Dataset records ▸
/---

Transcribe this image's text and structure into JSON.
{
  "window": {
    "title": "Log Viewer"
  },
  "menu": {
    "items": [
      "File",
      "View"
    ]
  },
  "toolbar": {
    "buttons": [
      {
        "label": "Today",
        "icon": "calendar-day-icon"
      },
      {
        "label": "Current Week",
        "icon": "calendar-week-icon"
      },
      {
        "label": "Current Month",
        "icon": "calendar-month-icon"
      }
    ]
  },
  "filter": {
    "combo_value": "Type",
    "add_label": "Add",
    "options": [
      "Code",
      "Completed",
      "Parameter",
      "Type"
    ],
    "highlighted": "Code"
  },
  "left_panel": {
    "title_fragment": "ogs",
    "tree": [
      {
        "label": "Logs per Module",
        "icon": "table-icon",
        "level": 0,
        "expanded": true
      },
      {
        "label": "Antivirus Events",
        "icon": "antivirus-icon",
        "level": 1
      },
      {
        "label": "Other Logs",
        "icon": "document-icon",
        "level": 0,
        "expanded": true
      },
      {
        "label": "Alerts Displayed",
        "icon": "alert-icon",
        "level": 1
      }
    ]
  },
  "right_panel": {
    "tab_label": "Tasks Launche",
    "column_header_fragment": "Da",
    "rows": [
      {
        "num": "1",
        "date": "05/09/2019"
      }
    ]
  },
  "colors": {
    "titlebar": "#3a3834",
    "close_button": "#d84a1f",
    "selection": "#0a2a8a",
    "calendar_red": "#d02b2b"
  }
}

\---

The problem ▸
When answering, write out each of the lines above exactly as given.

Output below ▸
Transcribe this image's text and structure into JSON.
{
  "window": {
    "title": "Log Viewer"
  },
  "menu": {
    "items": [
      "File",
      "View"
    ]
  },
  "toolbar": {
    "buttons": [
      {
        "label": "Today",
        "icon": "calendar-day-icon"
      },
      {
        "label": "Current Week",
        "icon": "calendar-week-icon"
      },
      {
        "label": "Current Month",
        "icon": "calendar-month-icon"
      }
    ]
  },
  "filter": {
    "combo_value": "Type",
    "add_label": "Add",
    "options": [
      "Code",
      "Completed",
      "Parameter",
      "Type"
    ],
    "highlighted": "Code"
  },
  "left_panel": {
    "title_fragment": "ogs",
    "tree": [
      {
        "label": "Logs per Module",
        "icon": "table-icon",
        "level": 0,
        "expanded": true
      },
      {
        "label": "Antivirus Events",
        "icon": "antivirus-icon",
        "level": 1
      },
      {
        "label": "Other Logs",
        "icon": "document-icon",
        "level": 0,
        "expanded": true
      },
      {
        "label": "Alerts Displayed",
        "icon": "alert-icon",
        "level": 1
      }
    ]
  },
  "right_panel": {
    "tab_label": "Tasks Launche",
    "column_header_fragment": "Da",
    "rows": [
      {
        "num": "1",
        "date": "05/09/2019"
      }
    ]
  },
  "colors": {
    "titlebar": "#3a3834",
    "close_button": "#d84a1f",
    "selection": "#0a2a8a",
    "calendar_red": "#d02b2b"
  }
}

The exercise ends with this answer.